ABOUT THIS EXERCISE - An exact copy of every record below is needed, with all pictures removed.

[Data about app and page elements]
++++

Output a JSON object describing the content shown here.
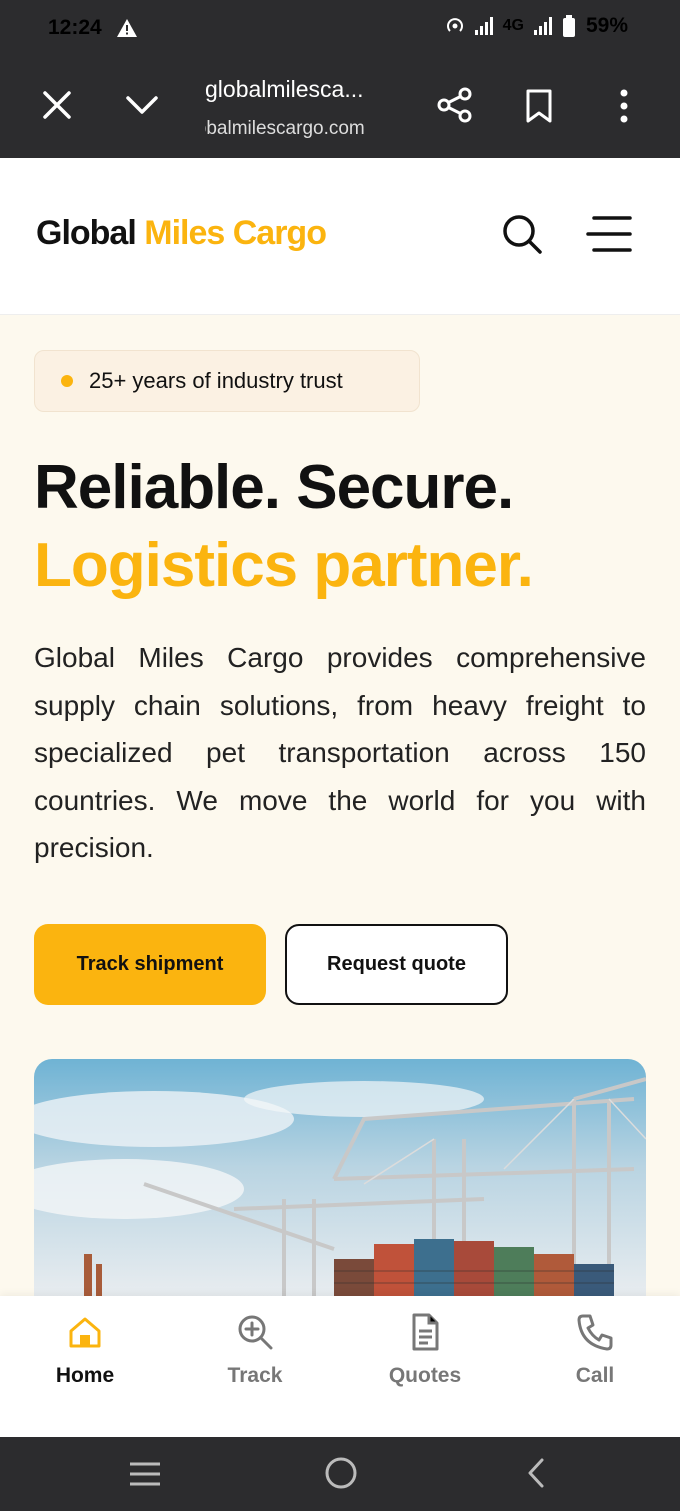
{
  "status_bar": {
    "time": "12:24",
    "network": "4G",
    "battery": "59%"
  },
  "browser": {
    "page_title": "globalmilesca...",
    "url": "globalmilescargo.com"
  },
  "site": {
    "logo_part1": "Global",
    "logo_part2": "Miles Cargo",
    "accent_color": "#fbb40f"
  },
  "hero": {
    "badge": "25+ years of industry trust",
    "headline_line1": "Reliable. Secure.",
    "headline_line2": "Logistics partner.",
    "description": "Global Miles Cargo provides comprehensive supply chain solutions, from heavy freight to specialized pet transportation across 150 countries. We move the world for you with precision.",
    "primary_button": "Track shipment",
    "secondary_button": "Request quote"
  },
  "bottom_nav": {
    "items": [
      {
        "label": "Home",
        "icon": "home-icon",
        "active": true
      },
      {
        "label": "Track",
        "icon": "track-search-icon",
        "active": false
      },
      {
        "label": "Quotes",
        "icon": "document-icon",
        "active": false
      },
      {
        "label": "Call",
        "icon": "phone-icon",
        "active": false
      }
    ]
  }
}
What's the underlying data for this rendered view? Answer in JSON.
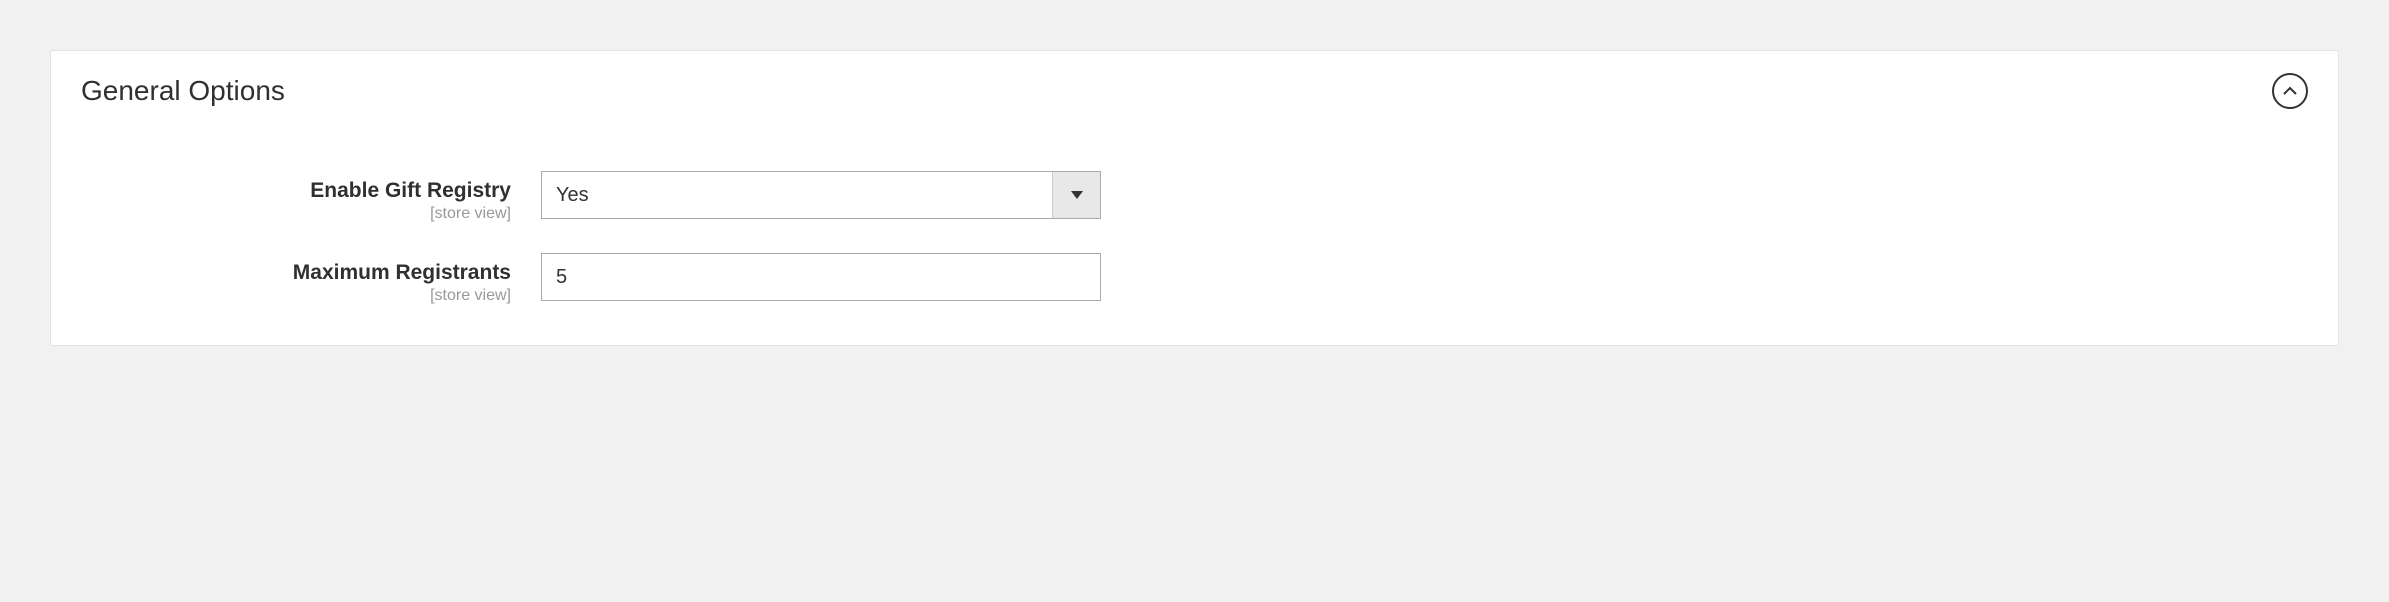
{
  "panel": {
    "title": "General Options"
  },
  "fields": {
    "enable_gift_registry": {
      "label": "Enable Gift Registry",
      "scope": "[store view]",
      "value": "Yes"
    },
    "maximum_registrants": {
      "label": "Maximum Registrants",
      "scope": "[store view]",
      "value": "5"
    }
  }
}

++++

ANSWER SECTION -
Output a JSON object describing the content shown here.
{
  "status_bar": {
    "time": "12:24",
    "network": "4G",
    "battery": "59%"
  },
  "browser": {
    "page_title": "globalmilesca...",
    "url": "globalmilescargo.com"
  },
  "site": {
    "logo_part1": "Global",
    "logo_part2": "Miles Cargo",
    "accent_color": "#fbb40f"
  },
  "hero": {
    "badge": "25+ years of industry trust",
    "headline_line1": "Reliable. Secure.",
    "headline_line2": "Logistics partner.",
    "description": "Global Miles Cargo provides comprehensive supply chain solutions, from heavy freight to specialized pet transportation across 150 countries. We move the world for you with precision.",
    "primary_button": "Track shipment",
    "secondary_button": "Request quote"
  },
  "bottom_nav": {
    "items": [
      {
        "label": "Home",
        "icon": "home-icon",
        "active": true
      },
      {
        "label": "Track",
        "icon": "track-search-icon",
        "active": false
      },
      {
        "label": "Quotes",
        "icon": "document-icon",
        "active": false
      },
      {
        "label": "Call",
        "icon": "phone-icon",
        "active": false
      }
    ]
  }
}
What's the underlying data for this rendered view? Answer in JSON.
{
  "panel": {
    "title": "General Options"
  },
  "fields": {
    "enable_gift_registry": {
      "label": "Enable Gift Registry",
      "scope": "[store view]",
      "value": "Yes"
    },
    "maximum_registrants": {
      "label": "Maximum Registrants",
      "scope": "[store view]",
      "value": "5"
    }
  }
}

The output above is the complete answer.